Editor of The Sun from 1998 to 2003, during which time he was drinking up to four bottles of chardonnay a day, David Yelland knows about alcoholism and now wants the rest of the world to know about it too.
So he has written a story aimed principally at those children who see their parents drinking themselves to death, but have no idea what they can do about it. Deciding to involve the authorities could mean losing a home; staying around, hoping that things might improve, runs the risk of physical injury. For Leo, the 10-year-old hero of this novel, there is an additional hazard after his house catches fire one night when his father Dr Tom Rake, a local GP, is in one of his drunken fits.
No one could fault Yelland’s intentions, and the passages describing the father’s violent aggression when searching for the bottles his son has hidden are truly frightening. But writing Sun editorials is poor preparation for succeeding with a novel, and there are too many staccato sentences piled up on top of each other, rather like the empties in Dr Rake’s dustbin.
Leo’s unpleasant teacher Manders comes straight from the stereotype cupboard where he should have been left in favour of someone more convincingly of his own time. Clichés are never far away, with “big fat lies” referred to twice, while hearts plummet like stones, eyes narrow and plans are hatched. There is an uncertainty of tone, with an infantile visiting prime minister seeming to come from a story aimed at much younger readers.
But Yelland is not trying to write a classic. Like the drunken father in the story, he too has had a wife who died of cancer leaving a young son behind. This is the book he wishes he had read as a child, with the hope that other children, looking forward to the time when they too can get smashed out of their skulls, may start thinking again.
The Victorians had a fine line in temperance songs and stories, although George Cruikshank, Dickens’s one time illustrator, failed with his version of Cinderella, which ends with the king agreeing that fountains of wine would be a bad way indeed to celebrate his son’s nuptials. If we are now in for a new batch of admonitory stories, the trick as always is to keep any particular authorial warnings implicit rather than staring readers in the face.
Yelland is not as yet a successful novelist.
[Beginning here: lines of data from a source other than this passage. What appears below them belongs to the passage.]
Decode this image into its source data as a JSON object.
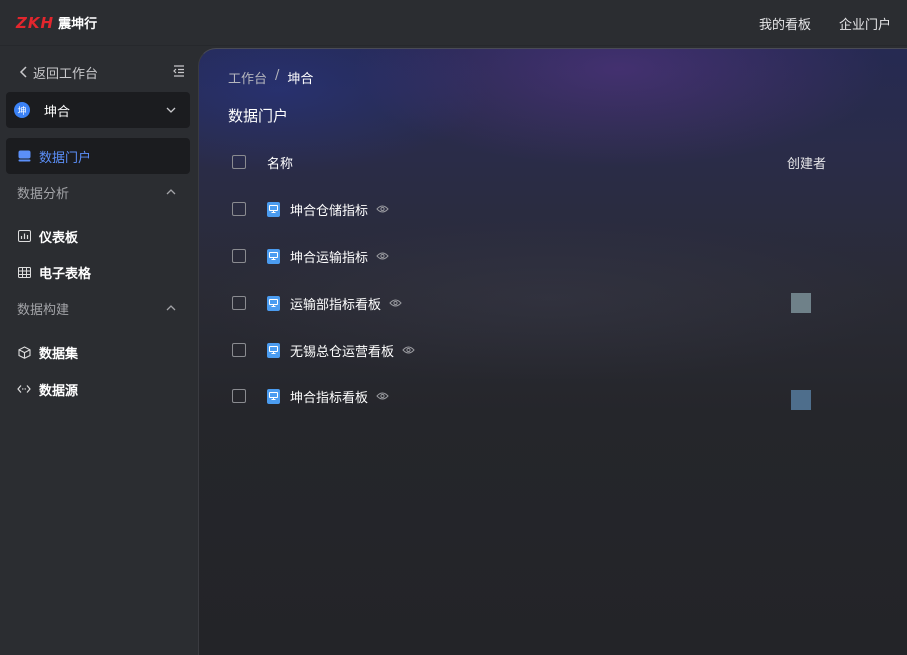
{
  "brand": {
    "logo_latin": "ZKH",
    "logo_cn": "震坤行",
    "accent": "#e3262d"
  },
  "topnav": {
    "my_board": "我的看板",
    "enterprise_portal": "企业门户"
  },
  "sidebar": {
    "back_label": "返回工作台",
    "portal": {
      "avatar_text": "坤",
      "name": "坤合"
    },
    "items": [
      {
        "label": "数据门户",
        "icon": "portal-icon",
        "active": true
      },
      {
        "label": "仪表板",
        "icon": "dashboard-icon"
      },
      {
        "label": "电子表格",
        "icon": "table-icon"
      },
      {
        "label": "数据集",
        "icon": "cube-icon"
      },
      {
        "label": "数据源",
        "icon": "code-icon"
      }
    ],
    "sections": {
      "analysis": "数据分析",
      "build": "数据构建"
    },
    "active_color": "#5b8ff9"
  },
  "breadcrumb": {
    "root": "工作台",
    "separator": "/",
    "current": "坤合"
  },
  "page_title": "数据门户",
  "table": {
    "headers": {
      "name": "名称",
      "creator": "创建者"
    },
    "rows": [
      {
        "name": "坤合仓储指标",
        "creator_color": ""
      },
      {
        "name": "坤合运输指标",
        "creator_color": ""
      },
      {
        "name": "运输部指标看板",
        "creator_color": "#6f8189"
      },
      {
        "name": "无锡总仓运营看板",
        "creator_color": ""
      },
      {
        "name": "坤合指标看板",
        "creator_color": "#4e6e8c"
      }
    ]
  }
}
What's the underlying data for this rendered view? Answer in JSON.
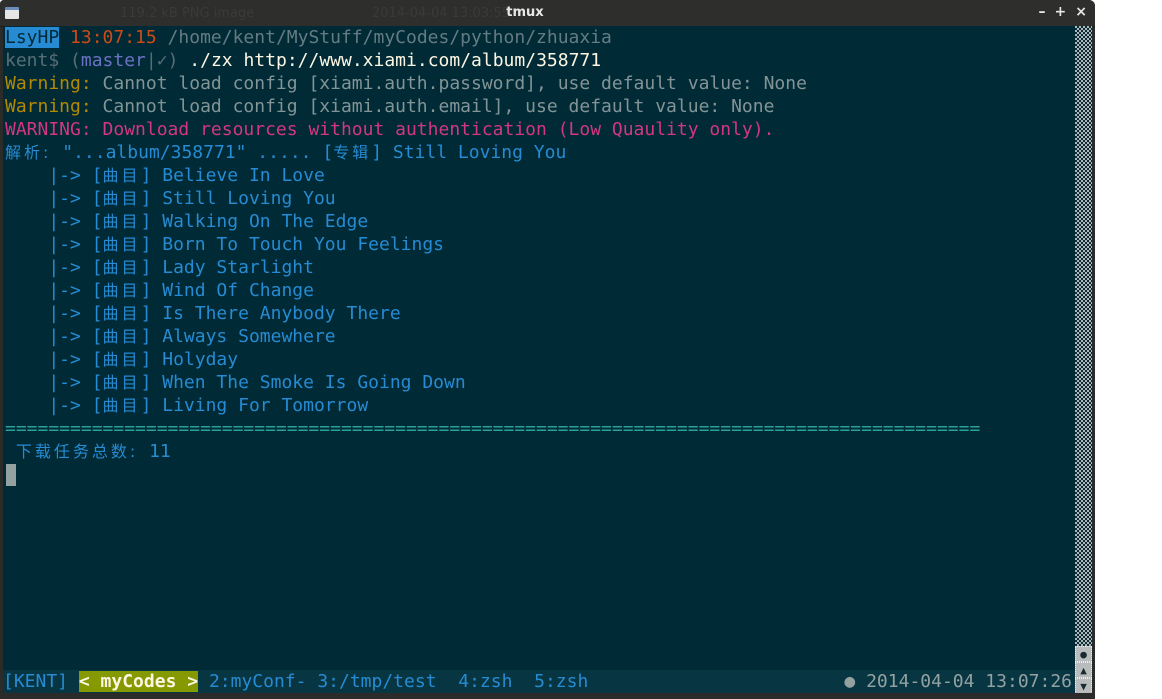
{
  "window": {
    "title": "tmux",
    "ghost_text_left": "119.2 kB PNG image",
    "ghost_text_right": "2014-04-04 13:03:55",
    "controls": {
      "minimize": "–",
      "maximize": "+",
      "close": "×"
    }
  },
  "prompt": {
    "host": "LsyHP",
    "time": "13:07:15",
    "path": "/home/kent/MyStuff/myCodes/python/zhuaxia",
    "user": "kent$",
    "branch_open": "(",
    "branch": "master",
    "branch_status": "|✓",
    "branch_close": ")",
    "command": "./zx http://www.xiami.com/album/358771"
  },
  "output": {
    "warnings": [
      {
        "label": "Warning:",
        "text": " Cannot load config [xiami.auth.password], use default value: None"
      },
      {
        "label": "Warning:",
        "text": " Cannot load config [xiami.auth.email], use default value: None"
      }
    ],
    "error": {
      "label": "WARNING:",
      "text": " Download resources without authentication (Low Quaulity only)."
    },
    "parse_label": "解析:",
    "parse_text": " \"...album/358771\" ..... ",
    "album_tag": "[专辑]",
    "album_title": " Still Loving You",
    "track_prefix": "    |-> ",
    "track_tag": "[曲目]",
    "tracks": [
      "Believe In Love",
      "Still Loving You",
      "Walking On The Edge",
      "Born To Touch You Feelings",
      "Lady Starlight",
      "Wind Of Change",
      "Is There Anybody There",
      "Always Somewhere",
      "Holyday",
      "When The Smoke Is Going Down",
      "Living For Tomorrow"
    ],
    "separator": "==========================================================================================",
    "total_label": "下载任务总数:",
    "total_value": " 11"
  },
  "statusbar": {
    "session": "[KENT]",
    "active_window": "< myCodes >",
    "windows": [
      "2:myConf-",
      "3:/tmp/test",
      "4:zsh",
      "5:zsh"
    ],
    "clock": "● 2014-04-04 13:07:26"
  },
  "scrollbar": {
    "buttons": [
      "scroll-lock",
      "up",
      "down"
    ]
  }
}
His main character Leo is colourless and his friend Flora, whose mother is also an alcoholic, too good to be true. But his message is timely and deserves to be heard.